But the question of who else to comp can get, well, complicated. I often hear the argument that comping an $85 ticket really only costs us, say, $40 (the actual per-person cost of the food). But the truth is, these events are designed to raise essential funds — and, to me, that means filling as many seats as possible with guests who will not only buy a ticket but also bid enthusiastically on auction items and spend money at whatever other activities might be offered. Filling too many seats with people who don’t meet that criteria can seriously impact the bottom line.
That brings me to the question that’s really on my mind — what to do about staff comps?
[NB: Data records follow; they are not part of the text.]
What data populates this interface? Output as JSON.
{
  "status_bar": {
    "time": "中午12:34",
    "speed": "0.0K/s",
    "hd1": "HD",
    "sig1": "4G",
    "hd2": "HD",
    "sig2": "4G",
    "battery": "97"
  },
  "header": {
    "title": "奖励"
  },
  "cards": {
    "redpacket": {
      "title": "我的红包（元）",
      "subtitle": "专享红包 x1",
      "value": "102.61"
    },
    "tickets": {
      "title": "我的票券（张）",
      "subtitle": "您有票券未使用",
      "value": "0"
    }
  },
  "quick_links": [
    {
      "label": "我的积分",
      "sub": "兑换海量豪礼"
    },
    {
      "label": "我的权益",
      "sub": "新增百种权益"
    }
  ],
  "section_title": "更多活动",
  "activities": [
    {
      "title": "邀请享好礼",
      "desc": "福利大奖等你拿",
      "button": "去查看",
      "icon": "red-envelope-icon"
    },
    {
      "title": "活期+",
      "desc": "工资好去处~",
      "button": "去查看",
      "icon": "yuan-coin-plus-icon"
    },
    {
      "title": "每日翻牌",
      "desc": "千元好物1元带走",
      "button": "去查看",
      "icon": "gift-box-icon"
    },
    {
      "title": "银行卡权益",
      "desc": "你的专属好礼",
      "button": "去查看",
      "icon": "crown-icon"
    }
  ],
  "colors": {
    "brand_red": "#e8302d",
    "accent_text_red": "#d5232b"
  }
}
Actually, I never ran into this issue when I did events for schools or cultural organizations, where there seemed to be a much clearer delineation between program and development, but it comes up at every animal welfare event. Each time I’m asked to let the staff and their significant others come for free, I reply that, since the purpose of the event is to raise money to pay staff salaries and other program expenses, we’d love to have them come as paying guests (though we would never pressure them to do so) — and that we have another party every year specifically to celebrate the staff and volunteers. Sadly, I don’t think the message is understood and, if our staff members (who are and should be highly respected) really feel underappreciated because they can’t come free to a party, I worry about staff morale. We have invited staff members to work events as volunteers, but that doesn’t seem to make the situation any better (it might even make it worse), since we generally give volunteers their own modest food and drink behind the scenes rather than serving them as paying guests.
So I turn to you for advice. Do you invite your staff to attend your major fundraising events for free or give them discounted tickets? Is this even an issue for you? Am I falling into the “being cheap” trap I warned against a couple of weeks ago? Please let me know what you think.